*** Begin section ***

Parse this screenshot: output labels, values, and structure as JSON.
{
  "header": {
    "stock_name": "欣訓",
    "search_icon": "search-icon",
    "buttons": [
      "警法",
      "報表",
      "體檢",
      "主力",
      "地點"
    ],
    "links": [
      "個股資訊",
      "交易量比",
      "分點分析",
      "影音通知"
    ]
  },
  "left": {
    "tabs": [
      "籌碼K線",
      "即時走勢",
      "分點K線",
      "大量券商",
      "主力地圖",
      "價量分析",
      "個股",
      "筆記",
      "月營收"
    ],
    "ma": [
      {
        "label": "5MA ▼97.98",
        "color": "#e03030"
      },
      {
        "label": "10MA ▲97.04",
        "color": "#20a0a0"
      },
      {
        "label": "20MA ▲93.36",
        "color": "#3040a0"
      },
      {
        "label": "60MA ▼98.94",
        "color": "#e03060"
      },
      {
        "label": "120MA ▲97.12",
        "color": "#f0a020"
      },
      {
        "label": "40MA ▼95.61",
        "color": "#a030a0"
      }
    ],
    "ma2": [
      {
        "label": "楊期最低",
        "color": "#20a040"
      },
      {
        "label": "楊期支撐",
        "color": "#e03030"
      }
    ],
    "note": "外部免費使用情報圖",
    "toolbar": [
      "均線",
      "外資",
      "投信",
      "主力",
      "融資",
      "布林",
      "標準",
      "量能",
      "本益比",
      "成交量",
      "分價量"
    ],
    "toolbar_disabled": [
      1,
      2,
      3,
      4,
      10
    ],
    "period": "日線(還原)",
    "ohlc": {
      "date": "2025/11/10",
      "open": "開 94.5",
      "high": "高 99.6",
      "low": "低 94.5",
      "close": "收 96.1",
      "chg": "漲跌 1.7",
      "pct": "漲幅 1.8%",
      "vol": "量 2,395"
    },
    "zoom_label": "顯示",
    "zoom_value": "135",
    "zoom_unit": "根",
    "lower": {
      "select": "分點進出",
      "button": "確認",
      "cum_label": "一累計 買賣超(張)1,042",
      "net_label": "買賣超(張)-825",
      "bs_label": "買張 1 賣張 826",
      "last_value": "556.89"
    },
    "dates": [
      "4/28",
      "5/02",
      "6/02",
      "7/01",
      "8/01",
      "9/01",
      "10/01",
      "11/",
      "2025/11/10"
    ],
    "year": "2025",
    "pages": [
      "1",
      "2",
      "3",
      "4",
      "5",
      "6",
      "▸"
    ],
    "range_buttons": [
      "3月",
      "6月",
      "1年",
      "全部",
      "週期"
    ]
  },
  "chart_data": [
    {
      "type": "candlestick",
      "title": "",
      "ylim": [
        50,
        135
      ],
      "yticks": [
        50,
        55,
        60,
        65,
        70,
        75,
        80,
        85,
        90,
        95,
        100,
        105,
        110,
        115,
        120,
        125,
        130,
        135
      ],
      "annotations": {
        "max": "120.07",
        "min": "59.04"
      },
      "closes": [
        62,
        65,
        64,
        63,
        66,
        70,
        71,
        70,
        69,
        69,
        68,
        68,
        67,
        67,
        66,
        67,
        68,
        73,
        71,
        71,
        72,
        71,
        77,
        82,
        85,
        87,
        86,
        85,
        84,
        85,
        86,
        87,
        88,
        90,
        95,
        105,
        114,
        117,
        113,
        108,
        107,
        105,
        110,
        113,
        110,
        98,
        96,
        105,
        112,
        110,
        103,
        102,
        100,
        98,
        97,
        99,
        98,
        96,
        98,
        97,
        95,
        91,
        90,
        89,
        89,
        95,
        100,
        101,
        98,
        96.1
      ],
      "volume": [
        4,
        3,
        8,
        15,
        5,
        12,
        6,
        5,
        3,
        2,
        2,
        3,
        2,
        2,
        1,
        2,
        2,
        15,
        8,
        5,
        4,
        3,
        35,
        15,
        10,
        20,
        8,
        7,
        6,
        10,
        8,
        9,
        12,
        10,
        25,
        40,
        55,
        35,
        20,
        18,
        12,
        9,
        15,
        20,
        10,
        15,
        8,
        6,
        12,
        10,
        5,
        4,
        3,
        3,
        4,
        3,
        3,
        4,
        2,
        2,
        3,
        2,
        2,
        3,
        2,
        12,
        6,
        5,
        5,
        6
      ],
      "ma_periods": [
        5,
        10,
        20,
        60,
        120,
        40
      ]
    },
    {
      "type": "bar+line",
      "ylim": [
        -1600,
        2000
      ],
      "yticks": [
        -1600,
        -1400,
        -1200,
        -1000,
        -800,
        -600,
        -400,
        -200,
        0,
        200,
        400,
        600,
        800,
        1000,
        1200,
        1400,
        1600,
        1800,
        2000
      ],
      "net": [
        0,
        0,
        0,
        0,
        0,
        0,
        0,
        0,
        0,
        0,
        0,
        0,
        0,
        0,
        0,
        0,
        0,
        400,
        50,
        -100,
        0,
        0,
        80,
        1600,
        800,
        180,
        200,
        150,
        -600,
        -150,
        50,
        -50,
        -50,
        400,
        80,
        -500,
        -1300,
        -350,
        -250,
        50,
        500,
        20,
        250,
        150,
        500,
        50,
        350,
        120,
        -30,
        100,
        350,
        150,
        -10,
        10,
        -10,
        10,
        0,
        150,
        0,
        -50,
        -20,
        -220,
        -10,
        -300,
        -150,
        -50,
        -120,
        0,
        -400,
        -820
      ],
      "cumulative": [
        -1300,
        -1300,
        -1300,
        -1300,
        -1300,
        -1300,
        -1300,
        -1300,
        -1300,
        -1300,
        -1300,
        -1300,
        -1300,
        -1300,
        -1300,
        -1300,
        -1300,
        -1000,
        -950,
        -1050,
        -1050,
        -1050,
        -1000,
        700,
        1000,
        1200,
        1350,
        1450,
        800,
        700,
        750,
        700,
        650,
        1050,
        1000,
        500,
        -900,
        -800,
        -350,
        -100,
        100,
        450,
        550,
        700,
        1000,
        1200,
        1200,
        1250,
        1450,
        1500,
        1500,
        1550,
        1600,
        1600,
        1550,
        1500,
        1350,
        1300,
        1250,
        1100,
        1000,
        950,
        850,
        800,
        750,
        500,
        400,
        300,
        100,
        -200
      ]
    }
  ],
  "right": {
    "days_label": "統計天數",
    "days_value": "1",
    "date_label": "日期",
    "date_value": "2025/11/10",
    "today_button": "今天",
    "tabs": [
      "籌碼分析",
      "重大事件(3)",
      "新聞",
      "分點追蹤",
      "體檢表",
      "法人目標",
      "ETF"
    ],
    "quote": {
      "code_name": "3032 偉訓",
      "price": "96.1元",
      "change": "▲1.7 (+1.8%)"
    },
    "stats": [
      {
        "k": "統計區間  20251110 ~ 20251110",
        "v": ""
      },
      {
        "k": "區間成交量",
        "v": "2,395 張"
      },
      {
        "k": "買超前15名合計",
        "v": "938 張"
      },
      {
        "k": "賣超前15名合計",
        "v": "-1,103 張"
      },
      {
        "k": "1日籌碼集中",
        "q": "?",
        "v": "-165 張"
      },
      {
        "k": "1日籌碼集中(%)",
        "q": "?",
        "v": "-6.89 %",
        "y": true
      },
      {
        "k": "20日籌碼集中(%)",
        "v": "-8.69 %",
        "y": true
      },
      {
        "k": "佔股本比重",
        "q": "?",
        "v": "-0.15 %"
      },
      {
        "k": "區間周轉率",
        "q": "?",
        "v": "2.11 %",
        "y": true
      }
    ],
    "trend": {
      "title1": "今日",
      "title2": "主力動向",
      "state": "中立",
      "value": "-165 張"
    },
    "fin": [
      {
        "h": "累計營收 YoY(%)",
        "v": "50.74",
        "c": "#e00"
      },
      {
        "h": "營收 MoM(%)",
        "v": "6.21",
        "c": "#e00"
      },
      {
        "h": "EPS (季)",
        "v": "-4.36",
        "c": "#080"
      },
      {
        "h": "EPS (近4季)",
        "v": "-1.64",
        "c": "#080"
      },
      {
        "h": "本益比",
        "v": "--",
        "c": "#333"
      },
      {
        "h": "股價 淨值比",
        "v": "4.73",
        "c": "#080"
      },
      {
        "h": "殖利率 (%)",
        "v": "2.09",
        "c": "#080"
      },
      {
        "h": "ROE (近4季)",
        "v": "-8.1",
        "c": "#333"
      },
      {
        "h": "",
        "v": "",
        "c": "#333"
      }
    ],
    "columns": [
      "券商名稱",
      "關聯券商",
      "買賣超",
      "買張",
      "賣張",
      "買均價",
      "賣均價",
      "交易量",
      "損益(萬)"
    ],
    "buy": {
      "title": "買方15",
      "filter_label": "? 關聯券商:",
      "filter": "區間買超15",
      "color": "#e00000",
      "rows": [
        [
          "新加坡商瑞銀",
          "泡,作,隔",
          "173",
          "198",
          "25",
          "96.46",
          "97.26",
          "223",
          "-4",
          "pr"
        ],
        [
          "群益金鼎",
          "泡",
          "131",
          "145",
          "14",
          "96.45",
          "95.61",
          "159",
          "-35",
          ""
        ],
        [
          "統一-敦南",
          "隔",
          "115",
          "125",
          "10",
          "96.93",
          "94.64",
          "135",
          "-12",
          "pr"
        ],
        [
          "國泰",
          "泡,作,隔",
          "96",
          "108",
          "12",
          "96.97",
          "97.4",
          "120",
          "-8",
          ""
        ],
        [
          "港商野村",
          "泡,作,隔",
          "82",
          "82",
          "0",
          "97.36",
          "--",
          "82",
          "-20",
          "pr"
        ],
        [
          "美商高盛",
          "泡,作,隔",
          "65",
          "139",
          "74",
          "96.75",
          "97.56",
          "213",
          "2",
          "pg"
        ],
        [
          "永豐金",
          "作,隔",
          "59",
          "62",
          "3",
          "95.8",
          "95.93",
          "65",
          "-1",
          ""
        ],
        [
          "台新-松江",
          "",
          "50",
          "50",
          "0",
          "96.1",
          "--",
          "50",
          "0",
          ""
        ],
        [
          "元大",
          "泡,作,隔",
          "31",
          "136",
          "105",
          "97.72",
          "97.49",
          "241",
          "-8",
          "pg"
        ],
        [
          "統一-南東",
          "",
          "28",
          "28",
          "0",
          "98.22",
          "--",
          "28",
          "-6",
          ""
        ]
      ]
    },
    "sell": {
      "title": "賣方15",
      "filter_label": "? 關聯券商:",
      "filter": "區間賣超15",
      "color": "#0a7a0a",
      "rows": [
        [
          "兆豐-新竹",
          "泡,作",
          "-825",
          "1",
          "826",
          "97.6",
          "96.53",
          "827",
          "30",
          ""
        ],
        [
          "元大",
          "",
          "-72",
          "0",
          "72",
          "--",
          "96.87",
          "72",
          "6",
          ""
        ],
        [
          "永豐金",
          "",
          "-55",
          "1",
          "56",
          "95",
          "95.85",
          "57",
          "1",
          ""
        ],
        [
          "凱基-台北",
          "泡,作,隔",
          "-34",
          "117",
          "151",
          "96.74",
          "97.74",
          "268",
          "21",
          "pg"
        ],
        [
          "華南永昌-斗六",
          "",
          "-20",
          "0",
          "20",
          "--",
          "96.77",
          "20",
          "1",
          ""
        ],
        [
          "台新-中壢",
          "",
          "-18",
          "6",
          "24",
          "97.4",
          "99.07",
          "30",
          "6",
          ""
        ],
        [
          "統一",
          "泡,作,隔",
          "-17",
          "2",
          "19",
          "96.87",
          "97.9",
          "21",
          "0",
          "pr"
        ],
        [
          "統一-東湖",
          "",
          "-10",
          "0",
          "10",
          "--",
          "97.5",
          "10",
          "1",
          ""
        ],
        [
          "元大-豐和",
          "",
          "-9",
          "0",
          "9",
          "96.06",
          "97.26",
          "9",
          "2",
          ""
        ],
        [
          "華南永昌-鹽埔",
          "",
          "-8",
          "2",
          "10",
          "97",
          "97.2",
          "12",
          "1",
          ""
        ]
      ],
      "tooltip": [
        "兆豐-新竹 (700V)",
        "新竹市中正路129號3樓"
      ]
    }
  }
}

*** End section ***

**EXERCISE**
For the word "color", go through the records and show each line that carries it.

**ANSWER FOR THIS EXERCISE**
        "color": "#e03030"
        "color": "#20a0a0"
        "color": "#3040a0"
        "color": "#e03060"
        "color": "#f0a020"
        "color": "#a030a0"
        "color": "#20a040"
        "color": "#e03030"
      "color": "#e00000",
      "color": "#0a7a0a",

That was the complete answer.